The same week, while perusing Craig's List I found a local Vanagon owner offering a set of four wheels, tires and hubcaps for a very reasonable price.  He had recently purchase a new set of 15" wheels and tires from GoWesty and wanted these out of his garage.  The tires were fairly new with hardly any wear, and most importantly were the correct load capacity for the Vanagon.  These vans are heavy, especially when you add the Westfalia conversion.  Finding 14" tires with a load rating of about 1,600 lbs is not that easy (which is one reason why the 15" or 16" wheel conversion is so popular - many more tire choices).

Someday I'd like to find some 15" wheels like this for Westly
Original equipment on 2000 Mercedes CLK
We met by the Fauntleroy ferry terminal and made the swap - his unwanted wheels and tires for my cash.  The deal included a set of GoWesty hubcaps and valve stem caps with tiny VW emblems on them.  After a half-hour or so of Vanagon talk, we parted happy.

Ready to go - but first, a couple of weeks of freezing weather
A small electric heater kept the inside warm and dry
I do have a cover - but didn't put it on in time 


  1. Sure is nice driving right after having a windshield replacement. Everything looks so clean and clear!

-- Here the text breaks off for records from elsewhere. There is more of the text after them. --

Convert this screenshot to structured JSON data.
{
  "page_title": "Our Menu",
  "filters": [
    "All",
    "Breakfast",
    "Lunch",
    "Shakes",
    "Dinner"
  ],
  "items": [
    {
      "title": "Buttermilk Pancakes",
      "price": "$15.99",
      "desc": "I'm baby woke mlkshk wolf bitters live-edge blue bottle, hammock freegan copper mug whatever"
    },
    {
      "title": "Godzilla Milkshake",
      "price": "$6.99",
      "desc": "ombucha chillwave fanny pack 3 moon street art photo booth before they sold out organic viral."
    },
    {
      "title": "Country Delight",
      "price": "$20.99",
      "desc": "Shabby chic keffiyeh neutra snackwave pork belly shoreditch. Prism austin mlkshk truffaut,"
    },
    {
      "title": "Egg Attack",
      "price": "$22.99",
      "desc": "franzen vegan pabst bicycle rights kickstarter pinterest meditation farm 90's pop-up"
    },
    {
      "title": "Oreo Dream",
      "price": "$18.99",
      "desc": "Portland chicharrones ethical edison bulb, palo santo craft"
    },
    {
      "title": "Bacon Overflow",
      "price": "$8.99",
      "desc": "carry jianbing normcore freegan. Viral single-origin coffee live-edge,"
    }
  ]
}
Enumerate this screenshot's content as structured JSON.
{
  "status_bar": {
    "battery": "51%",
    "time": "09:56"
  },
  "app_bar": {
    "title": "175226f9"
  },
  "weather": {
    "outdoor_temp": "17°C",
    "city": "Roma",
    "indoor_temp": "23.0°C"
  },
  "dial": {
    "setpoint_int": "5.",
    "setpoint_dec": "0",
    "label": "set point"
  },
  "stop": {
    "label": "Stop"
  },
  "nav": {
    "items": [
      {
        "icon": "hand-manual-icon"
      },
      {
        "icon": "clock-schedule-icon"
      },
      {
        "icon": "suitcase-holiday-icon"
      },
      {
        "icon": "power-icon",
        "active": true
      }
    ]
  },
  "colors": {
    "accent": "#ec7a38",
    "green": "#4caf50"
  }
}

  2. Any tips on the windshid rust repair? Our 1982 diesel, Mae West, has two little spots, one on each lower corner. We were considering pulling the windshield and using some Por15.

  3. Hey KuhlFace - Por15 is a great idea to stop the destruction and may be all you need for small spots. If there is actually metal missing, then rebuilding the area with fresh metal should be done to hold the seal properly thus preventing leaks and errant windshields. I saw an informative thread about this on The Samba. Thanks for asking!